## DESCRIPTION OF THE TASK
In the data below, locate each line with the word "title" and list it.

Stored records:
■ ■ ■ ■ ■ ■ ■

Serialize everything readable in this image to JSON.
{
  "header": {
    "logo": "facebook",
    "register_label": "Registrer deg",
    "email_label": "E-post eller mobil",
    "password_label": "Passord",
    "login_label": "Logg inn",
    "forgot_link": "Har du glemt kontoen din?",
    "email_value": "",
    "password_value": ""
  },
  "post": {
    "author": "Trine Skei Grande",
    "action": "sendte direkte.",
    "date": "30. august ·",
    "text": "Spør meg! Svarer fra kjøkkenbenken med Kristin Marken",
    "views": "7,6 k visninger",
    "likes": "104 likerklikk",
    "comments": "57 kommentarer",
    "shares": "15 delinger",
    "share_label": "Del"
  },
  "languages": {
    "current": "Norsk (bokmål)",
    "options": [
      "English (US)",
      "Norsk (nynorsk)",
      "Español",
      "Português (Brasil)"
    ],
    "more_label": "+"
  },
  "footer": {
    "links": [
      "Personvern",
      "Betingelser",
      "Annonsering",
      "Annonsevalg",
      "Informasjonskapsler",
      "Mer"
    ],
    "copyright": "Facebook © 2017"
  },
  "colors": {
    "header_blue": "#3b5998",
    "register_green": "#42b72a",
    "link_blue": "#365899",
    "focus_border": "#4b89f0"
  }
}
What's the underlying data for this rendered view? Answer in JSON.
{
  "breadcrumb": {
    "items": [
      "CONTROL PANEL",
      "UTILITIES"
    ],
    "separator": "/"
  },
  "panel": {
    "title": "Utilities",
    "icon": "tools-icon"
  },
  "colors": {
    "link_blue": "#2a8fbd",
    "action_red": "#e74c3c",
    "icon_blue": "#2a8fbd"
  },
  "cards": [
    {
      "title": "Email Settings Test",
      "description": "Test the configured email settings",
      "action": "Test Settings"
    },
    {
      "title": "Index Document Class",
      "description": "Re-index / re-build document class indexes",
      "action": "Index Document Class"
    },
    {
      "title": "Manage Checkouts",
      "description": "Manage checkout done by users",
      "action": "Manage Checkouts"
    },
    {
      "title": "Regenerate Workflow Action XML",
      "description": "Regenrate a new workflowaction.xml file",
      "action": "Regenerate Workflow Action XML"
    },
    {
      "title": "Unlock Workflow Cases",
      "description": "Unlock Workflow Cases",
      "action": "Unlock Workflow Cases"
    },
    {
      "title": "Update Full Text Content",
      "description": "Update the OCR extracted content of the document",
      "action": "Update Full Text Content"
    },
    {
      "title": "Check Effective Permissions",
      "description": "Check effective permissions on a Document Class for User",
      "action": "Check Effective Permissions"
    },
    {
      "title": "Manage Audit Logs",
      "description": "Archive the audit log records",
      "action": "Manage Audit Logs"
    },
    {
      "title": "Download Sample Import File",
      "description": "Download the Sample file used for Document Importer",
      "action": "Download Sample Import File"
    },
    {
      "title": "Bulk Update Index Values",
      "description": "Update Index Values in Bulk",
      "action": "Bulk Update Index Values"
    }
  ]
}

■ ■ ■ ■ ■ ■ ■

## RESULT
    "title": "Utilities",
      "title": "Email Settings Test",
      "title": "Index Document Class",
      "title": "Manage Checkouts",
      "title": "Regenerate Workflow Action XML",
      "title": "Unlock Workflow Cases",
      "title": "Update Full Text Content",
      "title": "Check Effective Permissions",
      "title": "Manage Audit Logs",
      "title": "Download Sample Import File",
      "title": "Bulk Update Index Values",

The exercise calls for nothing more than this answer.